Clothes producer H&M are again picking up headlines in Danish newspapers. It happens after the union newsletter 3F visited another one of the company’s factories in Cambodia and found that workers are paid starvation wages and work under poor conditions, where fire hazards are among the daily dangers.
Last week H&M’s Goldflame factory in Cambodia was the turning point of a media row, as 3F unveiled that workers were only paid 0.12 DKK for each t-shirt they made for H&M’s shop, which are found in cities all over Scandinavia.
This time it is the Hung Wah-factory also in Cambodia that causes H&M problems. 3F discovered that even though sewers work as fast as possible they cannot earn more that 2 US dollar a day. This is something the clothes produces denies, but as 3F spoke to sewers at the factory something else was revealed.
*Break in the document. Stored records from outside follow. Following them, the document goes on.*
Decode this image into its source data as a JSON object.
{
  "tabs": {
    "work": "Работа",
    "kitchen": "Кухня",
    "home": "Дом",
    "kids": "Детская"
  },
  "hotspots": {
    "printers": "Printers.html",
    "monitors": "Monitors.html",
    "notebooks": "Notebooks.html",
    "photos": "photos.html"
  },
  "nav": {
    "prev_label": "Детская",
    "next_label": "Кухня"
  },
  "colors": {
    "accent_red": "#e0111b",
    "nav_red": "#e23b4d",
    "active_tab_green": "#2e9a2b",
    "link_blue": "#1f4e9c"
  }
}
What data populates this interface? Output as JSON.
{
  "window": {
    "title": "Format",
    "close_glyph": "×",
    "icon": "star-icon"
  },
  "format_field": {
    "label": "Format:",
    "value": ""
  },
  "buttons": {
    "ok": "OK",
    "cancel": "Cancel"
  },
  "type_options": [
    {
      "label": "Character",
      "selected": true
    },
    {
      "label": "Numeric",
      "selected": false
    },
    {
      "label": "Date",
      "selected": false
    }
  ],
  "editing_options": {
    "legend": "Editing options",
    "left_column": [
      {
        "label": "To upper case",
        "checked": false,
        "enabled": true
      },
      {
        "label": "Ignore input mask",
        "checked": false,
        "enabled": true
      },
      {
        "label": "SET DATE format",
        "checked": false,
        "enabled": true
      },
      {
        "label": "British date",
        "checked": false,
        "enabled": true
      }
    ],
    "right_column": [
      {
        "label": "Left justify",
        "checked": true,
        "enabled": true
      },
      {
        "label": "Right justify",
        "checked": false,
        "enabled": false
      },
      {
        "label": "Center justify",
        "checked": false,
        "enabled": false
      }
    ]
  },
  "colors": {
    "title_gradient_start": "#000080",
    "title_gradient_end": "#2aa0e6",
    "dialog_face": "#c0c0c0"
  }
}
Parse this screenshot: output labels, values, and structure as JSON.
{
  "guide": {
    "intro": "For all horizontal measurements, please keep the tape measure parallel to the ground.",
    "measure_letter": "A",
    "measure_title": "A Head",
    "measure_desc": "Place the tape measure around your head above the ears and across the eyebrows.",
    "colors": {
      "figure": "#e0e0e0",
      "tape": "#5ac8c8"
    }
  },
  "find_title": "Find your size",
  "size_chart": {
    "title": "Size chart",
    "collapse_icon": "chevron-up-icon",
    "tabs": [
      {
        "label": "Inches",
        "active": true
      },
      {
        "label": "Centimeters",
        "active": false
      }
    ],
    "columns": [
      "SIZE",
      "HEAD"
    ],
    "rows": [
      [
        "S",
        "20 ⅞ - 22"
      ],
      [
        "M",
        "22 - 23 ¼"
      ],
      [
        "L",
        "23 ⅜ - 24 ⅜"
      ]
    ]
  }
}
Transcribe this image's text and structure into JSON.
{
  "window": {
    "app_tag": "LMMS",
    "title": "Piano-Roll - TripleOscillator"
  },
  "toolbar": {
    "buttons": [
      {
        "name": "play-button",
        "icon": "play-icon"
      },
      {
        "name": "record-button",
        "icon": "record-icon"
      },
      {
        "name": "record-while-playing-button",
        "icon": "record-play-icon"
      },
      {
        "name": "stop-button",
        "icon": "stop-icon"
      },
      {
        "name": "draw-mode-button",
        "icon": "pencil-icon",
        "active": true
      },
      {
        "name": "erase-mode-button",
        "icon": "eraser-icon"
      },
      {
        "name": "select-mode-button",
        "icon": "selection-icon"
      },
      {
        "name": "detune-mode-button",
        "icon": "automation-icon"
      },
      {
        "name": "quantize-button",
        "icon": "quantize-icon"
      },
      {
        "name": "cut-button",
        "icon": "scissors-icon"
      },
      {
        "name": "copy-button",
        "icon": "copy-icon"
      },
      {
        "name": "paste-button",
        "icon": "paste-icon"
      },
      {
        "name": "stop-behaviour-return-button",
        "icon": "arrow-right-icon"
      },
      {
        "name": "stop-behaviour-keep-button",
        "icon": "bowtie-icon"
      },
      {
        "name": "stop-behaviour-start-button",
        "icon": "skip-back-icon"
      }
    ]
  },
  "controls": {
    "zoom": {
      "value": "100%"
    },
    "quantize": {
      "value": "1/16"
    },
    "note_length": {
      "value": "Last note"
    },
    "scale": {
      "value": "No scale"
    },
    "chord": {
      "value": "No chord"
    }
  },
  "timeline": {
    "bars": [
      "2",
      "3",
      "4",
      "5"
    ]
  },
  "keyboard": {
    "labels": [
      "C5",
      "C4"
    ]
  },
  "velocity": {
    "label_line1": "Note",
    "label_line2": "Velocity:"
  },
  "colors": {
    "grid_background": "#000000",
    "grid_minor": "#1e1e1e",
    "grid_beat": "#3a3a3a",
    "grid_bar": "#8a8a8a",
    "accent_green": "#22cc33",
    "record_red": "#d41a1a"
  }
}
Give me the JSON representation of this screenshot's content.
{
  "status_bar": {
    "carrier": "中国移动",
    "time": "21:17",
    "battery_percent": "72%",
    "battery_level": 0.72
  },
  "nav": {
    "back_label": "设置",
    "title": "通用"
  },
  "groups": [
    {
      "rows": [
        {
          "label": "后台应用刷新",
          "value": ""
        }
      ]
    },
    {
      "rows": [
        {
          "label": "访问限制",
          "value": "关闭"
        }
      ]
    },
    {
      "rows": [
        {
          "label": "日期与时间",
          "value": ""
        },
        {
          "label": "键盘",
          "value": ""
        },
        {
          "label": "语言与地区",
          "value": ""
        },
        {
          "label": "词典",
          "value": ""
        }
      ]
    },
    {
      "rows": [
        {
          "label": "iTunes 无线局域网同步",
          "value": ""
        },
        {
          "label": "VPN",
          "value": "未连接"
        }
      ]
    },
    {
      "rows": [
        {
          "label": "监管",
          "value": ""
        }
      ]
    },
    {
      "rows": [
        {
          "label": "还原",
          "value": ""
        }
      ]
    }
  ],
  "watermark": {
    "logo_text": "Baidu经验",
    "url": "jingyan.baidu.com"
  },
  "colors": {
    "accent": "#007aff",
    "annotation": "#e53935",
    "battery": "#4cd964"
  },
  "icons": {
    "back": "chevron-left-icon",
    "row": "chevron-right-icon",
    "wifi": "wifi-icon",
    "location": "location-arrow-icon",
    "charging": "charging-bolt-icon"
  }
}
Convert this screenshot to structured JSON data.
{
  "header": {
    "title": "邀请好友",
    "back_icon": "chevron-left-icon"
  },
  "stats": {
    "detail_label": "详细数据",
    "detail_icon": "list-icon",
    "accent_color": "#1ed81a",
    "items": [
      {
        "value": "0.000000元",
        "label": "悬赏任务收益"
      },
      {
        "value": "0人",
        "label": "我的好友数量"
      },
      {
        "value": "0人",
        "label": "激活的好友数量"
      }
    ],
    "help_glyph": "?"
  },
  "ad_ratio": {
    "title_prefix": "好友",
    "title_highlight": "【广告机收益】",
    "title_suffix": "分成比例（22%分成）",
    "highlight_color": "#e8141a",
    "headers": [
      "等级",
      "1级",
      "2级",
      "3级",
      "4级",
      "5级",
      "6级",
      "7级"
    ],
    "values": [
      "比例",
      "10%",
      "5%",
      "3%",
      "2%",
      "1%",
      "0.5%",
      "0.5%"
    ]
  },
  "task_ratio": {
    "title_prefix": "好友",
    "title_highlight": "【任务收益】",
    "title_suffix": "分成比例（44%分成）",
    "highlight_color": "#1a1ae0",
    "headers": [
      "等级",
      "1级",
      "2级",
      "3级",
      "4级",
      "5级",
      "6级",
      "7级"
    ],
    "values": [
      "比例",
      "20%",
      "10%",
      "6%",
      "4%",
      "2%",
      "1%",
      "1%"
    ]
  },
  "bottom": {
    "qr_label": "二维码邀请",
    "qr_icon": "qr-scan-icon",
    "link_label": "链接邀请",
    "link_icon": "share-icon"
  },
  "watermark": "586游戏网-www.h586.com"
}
“Earlier we were paid 1$ and 30 cents to make 100 polo-shirts, but now we are only given a dollar,” sewer Kam Sreynet explains adding in consensus with other sewers that they need at least 3 – 4 dollars a day to make do.
This consensus is supported by the unions of Cambodia that says: at least 80 dollars a month are needed to afford food, housing and clothes. The sewers are only around 20 dollars short of that amount, granted that they work every single day in a month.
The sewers have ten hour work days and only Sunday is a day off – so in order to make wages go around the girls work overtime.
Afraid to join the union
The factory uses workers, who are on short term 20 day contracts. This means that the sewers are afraid to join the Cambodian union, as this could result in the factory not hiring them again, 3F writes.
H&M inspectors have recently visited the factory, but the company’s Head of Ethics and Environment, Ingrid Schullström, who by herself visited Hung Wah in 2005, cannot recognize the criticism.
Sewers on Hung Wah are paid at piece rates and according to Ingrid Schullström they are able to make far more that a government employee in Cambodia.
“A sewer at Hung Wah, working at piece rates, makes 60 – 80 dollars a month including overtime. A government employed teacher makes no more than an average of 28 dollars,” she says to 3F.
But the many sewers on short term contracts are a problem, the Head of Ethics admits.
“In many areas the situation on Hung Wah is unsatisfying. The problem with the short term contracts is one of the things we are trying in improve. To improve conditions we have sent more employees to Cambodia,” Ingrid Schullström says adding that H&M isn’t thinking of cancelling the corporation with Hung Wah. Instead the goal is to press the factory to improve conditions.
Read also – Conditions For H&M’s Workers In Cambodia Are Sub-standard